Research project:Assessment of the functional diversity of soil microbial communities in the German Biodiversity Exploratories by metagenomics
The microbial diversity in soils exceeds that of other environments and analyzing the diversity of soil microbial communities is still a great challenge. The project is part of an initiative that aims to explore the diversity of soil microorganisms with respect to vegetation type and land use intensity and relate it to ecological gradients at different scales by employing metagenomic technologies. The research is carried out at grassland and forest sampling sites within the framework of the three German Biodiversity Exploratories. An approach will be developed and exemplarily applied that copes with the enormous microbial diversity of soil. The approach is based on identifying and selecting (filtering) targets such as groups of organisms or genes encoding key microbial functions (here cellulolytic and lipolytic enzymes) before analyzing their distribution at different spatiotemporal scales in relation to vegetation type and use intensity. This strategy relies on three steps: (i) Construction of complex metagenomic libraries from microbial DNA extracted from soil samples covering different vegetation types and use intensities. (ii) Comparative screening of the libraries for exemplary groups of organisms and functions and metabolic profiling via snapshot sequencing are performed to identify (filter) targets that display differences and present distinct profiles between the sampling plots. (iii) Construction and use of microarrays and primers for monitoring the filtered targets in the Exploratories in relation to vegetation type, use intensity, and spatiotemporal variation.

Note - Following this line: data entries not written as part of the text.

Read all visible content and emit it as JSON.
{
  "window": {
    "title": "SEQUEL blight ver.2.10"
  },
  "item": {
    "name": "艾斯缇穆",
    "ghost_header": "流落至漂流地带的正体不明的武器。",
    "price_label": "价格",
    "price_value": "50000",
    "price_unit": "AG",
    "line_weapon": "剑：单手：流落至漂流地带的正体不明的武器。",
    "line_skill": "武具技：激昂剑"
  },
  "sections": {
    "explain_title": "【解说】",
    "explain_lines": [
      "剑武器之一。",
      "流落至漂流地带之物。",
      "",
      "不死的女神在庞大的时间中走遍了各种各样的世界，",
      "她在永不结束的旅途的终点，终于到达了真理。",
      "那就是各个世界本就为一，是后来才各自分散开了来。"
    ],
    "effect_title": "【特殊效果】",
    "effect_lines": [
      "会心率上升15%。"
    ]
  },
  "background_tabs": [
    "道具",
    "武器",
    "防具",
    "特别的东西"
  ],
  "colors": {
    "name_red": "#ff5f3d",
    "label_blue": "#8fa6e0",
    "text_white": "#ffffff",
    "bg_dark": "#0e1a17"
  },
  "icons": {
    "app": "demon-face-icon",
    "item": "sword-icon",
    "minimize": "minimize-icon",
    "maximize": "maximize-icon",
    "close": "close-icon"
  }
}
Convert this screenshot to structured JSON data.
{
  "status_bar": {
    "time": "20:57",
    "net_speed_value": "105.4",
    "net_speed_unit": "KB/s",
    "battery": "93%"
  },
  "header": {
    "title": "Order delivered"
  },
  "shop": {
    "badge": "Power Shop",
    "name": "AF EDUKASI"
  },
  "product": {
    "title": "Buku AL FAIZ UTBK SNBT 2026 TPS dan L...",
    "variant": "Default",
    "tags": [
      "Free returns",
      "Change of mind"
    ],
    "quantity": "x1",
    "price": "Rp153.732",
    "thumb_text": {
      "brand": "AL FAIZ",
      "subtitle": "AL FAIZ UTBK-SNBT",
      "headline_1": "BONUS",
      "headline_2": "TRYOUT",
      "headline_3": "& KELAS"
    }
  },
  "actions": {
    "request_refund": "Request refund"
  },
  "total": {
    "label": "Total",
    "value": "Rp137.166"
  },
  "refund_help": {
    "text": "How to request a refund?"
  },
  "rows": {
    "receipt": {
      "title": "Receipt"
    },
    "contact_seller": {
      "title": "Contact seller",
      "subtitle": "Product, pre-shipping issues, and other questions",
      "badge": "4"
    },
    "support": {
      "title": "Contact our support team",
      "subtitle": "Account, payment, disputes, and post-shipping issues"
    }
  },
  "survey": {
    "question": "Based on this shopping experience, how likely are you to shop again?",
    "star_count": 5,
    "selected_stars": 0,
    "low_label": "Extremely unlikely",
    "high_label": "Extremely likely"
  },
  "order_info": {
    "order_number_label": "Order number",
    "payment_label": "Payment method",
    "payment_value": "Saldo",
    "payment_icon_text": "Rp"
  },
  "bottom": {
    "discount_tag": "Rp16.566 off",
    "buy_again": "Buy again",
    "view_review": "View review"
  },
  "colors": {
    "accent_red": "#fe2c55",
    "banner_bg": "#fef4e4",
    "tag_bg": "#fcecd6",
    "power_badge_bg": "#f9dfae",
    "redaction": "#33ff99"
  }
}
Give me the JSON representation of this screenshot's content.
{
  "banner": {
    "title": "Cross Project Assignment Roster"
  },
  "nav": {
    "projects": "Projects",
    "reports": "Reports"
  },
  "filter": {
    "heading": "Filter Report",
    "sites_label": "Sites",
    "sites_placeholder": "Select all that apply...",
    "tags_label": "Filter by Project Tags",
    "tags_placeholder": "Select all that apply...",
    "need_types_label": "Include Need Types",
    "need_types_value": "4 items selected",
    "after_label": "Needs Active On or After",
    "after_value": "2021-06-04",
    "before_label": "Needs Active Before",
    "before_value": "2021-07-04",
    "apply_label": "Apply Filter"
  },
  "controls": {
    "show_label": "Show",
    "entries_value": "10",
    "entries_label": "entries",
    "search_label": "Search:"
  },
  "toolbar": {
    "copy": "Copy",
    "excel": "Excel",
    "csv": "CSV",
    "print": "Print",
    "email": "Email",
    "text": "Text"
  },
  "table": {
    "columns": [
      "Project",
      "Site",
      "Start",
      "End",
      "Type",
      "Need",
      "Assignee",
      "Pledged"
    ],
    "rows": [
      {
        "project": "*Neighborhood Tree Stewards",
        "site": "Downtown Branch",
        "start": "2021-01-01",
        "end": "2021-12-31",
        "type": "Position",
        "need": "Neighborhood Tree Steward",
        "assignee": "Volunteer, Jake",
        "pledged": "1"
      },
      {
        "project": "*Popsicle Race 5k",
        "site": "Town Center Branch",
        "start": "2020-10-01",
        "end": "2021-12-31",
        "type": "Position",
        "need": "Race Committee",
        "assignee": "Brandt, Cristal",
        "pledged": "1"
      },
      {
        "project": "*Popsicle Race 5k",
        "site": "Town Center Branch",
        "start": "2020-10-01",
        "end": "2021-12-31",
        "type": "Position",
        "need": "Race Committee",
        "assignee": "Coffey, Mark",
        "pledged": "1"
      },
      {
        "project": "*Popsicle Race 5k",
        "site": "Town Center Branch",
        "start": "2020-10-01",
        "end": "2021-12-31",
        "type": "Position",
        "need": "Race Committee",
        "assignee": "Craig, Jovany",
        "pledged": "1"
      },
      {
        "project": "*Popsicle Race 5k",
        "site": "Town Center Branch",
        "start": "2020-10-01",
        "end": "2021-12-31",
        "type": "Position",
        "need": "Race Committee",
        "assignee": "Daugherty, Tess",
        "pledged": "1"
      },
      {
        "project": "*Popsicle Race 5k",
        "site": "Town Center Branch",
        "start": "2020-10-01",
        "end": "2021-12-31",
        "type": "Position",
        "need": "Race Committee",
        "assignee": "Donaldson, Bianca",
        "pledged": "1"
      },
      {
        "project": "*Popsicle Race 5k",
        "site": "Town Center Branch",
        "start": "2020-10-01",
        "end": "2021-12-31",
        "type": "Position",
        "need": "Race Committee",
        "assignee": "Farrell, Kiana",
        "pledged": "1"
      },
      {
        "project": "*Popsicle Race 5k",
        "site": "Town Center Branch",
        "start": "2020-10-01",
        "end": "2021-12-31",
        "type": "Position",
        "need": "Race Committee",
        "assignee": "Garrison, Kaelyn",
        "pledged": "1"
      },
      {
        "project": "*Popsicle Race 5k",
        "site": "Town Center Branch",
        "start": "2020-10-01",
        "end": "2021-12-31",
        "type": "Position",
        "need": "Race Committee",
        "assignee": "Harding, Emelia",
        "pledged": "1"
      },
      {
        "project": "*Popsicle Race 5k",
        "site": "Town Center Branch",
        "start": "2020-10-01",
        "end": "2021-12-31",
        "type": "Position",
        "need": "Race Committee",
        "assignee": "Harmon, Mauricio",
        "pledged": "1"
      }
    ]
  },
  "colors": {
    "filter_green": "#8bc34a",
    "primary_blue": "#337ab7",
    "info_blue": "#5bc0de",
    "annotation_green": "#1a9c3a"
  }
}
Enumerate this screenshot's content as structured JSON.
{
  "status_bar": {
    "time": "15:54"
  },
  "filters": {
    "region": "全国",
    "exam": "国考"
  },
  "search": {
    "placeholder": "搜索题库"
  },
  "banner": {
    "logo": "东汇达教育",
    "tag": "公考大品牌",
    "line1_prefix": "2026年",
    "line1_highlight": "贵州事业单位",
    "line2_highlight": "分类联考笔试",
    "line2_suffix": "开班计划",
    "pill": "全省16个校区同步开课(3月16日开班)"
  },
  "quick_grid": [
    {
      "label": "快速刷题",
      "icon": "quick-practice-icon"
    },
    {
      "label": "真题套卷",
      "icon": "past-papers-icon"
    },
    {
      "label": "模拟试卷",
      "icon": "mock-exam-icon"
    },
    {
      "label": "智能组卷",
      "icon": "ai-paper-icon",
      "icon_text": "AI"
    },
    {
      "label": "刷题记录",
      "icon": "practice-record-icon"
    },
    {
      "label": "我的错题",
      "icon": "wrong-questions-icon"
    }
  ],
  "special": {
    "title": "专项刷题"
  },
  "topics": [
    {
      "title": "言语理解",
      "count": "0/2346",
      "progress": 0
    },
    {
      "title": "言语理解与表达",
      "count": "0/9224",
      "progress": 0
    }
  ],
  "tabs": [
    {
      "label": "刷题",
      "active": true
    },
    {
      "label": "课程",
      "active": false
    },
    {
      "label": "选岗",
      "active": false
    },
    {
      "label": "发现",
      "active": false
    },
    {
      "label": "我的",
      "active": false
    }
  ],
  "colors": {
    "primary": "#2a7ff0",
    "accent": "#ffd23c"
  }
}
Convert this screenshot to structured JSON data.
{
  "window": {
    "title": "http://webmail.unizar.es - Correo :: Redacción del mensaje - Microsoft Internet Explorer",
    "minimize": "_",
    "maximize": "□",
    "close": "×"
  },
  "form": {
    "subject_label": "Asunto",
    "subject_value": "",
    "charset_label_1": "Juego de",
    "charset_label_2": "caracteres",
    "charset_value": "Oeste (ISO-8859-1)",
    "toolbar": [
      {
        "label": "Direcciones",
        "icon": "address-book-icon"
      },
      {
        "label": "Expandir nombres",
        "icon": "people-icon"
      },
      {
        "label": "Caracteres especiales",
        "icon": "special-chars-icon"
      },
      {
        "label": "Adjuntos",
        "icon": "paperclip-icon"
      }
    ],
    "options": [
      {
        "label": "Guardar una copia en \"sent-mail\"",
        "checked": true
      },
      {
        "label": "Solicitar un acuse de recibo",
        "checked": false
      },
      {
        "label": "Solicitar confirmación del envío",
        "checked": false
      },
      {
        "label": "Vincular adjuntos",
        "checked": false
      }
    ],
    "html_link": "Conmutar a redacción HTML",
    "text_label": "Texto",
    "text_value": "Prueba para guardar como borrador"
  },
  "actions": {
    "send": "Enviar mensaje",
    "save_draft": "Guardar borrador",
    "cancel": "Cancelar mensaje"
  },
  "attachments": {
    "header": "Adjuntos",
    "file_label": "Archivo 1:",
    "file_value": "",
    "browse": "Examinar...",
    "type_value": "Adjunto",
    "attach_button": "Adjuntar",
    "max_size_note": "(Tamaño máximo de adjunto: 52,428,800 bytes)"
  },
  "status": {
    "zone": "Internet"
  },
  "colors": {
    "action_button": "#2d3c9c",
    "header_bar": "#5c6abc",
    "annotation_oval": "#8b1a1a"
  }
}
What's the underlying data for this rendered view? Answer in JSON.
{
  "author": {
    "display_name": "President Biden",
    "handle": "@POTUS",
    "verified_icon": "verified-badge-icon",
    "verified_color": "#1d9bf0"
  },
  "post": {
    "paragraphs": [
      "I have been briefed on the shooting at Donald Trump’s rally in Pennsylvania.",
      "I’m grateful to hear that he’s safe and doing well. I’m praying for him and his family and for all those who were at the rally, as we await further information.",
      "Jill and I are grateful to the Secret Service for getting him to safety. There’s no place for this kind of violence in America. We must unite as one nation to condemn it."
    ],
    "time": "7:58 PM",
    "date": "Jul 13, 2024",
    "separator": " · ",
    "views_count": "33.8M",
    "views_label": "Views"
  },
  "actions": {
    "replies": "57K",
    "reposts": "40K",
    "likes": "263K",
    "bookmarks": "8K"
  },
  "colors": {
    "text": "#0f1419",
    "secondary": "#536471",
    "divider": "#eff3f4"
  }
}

Second funding period:
Assessment of structure and function of soil bacterial communities along land use and management gradients in the Biodiversity Exploratories (DFG DA 374/6-1)
Bacteria are the most abundant and diverse group of microorganisms in soil. Bacteria are important for most nutrient transformations in soil and major drivers for biogeochemical cycles. The composition and function of soil bacterial communities along different land use types and management types will be analyzed in the framework of the three Biodiversity Exploratories. To identify changes in indigenous gene- and taxon-specific patterns and key metabolic functions accompanying different management types phylogenetic and functional profiling of soil bacterial communities are performed by using metagenomic and metatranscriptomic approaches. The changes in species richness, abundance, and distribution of phylogenetic groups and key functions are assessed and compared by bar-coded amplicon pyrosequenicng of bacterial 16S rRNA genes and pyrosequencing of mRNA (cDNA). To provide robust assessments of variability of soil bacterial community structures and the impact of management type comparison of large-effects and small-scale effects will be carried out by analysis of all 300 experimental plots and one individual plot, respectively. All data are correlated with soil attributes and management types. Another focus is to investigate the impact of tree species type on soil bacterial diversity, community structure, and function in selected pure forest stands (beech, oak, spruce) over time. In addition, the distribution of key functions will be monitored across all experimental plots by PCR-based approaches. The focus will be on genes involved in biogeochemical cycles (C and N).